_Required work_. Filter out all lines without the word "Kang" from the data below, please, and copy the rest.

=== Records supplied ===

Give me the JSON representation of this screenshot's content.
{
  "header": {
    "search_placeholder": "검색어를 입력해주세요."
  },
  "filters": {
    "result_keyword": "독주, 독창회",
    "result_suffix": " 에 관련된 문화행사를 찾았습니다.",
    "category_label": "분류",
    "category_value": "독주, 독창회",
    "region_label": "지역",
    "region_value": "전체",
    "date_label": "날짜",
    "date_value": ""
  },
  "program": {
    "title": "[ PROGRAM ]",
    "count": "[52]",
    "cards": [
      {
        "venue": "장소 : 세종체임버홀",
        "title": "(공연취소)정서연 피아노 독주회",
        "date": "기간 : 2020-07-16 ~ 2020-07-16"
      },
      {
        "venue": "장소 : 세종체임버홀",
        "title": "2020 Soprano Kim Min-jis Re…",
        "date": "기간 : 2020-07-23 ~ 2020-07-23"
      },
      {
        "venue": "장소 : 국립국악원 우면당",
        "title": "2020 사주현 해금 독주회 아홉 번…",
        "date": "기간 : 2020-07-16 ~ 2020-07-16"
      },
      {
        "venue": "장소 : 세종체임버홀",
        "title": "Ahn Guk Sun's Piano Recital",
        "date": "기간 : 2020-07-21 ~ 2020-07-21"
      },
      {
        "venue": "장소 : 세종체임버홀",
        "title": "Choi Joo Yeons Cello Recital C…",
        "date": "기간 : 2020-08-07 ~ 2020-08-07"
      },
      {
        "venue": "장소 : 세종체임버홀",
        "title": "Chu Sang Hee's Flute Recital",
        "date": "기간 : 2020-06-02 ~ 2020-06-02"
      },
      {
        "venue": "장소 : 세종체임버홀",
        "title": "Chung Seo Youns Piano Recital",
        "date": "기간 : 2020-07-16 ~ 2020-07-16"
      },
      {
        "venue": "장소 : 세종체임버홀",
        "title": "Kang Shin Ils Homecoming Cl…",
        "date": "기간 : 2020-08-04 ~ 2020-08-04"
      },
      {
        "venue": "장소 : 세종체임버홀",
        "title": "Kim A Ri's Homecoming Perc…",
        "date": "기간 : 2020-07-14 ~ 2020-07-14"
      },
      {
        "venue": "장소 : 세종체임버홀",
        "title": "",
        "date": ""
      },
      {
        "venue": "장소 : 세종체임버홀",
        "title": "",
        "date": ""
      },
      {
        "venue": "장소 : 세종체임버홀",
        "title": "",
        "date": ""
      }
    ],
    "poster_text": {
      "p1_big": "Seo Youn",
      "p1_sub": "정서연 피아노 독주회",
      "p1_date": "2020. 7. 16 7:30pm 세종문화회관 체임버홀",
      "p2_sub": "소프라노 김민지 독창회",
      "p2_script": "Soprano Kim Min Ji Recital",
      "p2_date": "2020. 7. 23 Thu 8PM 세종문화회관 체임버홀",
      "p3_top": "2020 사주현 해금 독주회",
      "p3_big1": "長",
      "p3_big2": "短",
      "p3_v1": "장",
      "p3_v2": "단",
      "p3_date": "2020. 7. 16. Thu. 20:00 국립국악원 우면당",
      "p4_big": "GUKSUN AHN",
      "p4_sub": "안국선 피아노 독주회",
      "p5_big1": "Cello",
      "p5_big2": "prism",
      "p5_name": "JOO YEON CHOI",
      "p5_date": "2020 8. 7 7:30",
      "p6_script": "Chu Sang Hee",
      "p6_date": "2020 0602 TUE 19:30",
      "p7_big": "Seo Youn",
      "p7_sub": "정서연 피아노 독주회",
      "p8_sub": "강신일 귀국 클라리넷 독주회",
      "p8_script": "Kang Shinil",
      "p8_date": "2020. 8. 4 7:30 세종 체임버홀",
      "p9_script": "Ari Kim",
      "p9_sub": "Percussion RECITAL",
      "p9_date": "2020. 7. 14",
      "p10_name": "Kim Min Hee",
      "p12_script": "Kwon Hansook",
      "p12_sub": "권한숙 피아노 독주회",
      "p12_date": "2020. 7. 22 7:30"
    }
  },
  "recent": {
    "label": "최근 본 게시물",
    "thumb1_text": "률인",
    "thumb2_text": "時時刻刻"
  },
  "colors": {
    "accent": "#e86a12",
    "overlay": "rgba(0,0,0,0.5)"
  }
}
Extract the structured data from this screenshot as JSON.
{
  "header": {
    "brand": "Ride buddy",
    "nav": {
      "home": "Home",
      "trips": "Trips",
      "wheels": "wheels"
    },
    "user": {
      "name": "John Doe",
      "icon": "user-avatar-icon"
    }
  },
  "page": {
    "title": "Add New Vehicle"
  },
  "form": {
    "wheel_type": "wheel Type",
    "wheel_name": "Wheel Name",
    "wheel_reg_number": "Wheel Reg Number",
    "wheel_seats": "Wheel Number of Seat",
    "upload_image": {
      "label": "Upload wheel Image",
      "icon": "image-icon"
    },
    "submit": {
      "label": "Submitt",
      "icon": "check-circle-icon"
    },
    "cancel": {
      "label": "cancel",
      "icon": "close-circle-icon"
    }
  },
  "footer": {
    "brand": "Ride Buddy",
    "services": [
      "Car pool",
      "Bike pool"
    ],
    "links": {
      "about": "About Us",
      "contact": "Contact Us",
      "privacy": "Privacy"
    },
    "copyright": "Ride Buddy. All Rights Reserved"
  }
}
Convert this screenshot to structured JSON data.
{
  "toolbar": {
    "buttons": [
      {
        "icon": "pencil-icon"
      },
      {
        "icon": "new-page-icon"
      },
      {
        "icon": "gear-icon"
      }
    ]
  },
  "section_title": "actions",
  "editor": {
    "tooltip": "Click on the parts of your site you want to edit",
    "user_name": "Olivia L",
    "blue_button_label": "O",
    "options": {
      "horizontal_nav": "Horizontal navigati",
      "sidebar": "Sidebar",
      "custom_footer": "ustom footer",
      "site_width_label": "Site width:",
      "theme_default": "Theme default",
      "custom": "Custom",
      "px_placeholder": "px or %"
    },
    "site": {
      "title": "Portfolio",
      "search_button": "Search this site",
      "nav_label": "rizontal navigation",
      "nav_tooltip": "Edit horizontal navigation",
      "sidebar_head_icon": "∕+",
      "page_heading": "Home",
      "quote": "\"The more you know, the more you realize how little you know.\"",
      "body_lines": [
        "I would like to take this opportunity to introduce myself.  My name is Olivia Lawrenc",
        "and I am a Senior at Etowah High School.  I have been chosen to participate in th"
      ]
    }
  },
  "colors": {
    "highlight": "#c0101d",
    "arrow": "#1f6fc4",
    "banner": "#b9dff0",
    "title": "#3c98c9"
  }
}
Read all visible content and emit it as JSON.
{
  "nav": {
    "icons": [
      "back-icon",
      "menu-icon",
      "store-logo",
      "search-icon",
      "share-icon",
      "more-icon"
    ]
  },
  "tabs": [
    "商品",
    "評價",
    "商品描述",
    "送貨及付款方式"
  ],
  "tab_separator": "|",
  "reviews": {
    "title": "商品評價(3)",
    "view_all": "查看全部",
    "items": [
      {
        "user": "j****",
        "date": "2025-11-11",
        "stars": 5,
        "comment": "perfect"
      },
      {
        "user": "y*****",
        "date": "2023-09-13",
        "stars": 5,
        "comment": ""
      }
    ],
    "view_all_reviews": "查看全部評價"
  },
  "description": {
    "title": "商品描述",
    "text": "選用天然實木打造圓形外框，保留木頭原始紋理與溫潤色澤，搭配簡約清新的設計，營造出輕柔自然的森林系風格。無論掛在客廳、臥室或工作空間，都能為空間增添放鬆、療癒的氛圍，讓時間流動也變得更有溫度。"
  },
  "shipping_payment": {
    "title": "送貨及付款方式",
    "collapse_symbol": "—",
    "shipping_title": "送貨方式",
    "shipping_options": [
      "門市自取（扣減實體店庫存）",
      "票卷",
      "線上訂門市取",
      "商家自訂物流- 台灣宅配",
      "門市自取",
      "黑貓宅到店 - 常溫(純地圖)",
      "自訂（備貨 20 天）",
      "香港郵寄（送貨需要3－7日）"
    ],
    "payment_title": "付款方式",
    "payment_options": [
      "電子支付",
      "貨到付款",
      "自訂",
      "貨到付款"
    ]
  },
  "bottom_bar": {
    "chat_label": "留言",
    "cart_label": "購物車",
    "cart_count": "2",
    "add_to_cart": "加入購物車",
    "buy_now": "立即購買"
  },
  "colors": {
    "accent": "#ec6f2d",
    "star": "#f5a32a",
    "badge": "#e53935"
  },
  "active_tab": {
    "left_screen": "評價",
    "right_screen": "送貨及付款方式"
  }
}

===

_Solved exercise_.
        "title": "Kang Shin Ils Homecoming Cl…",
      "p8_script": "Kang Shinil",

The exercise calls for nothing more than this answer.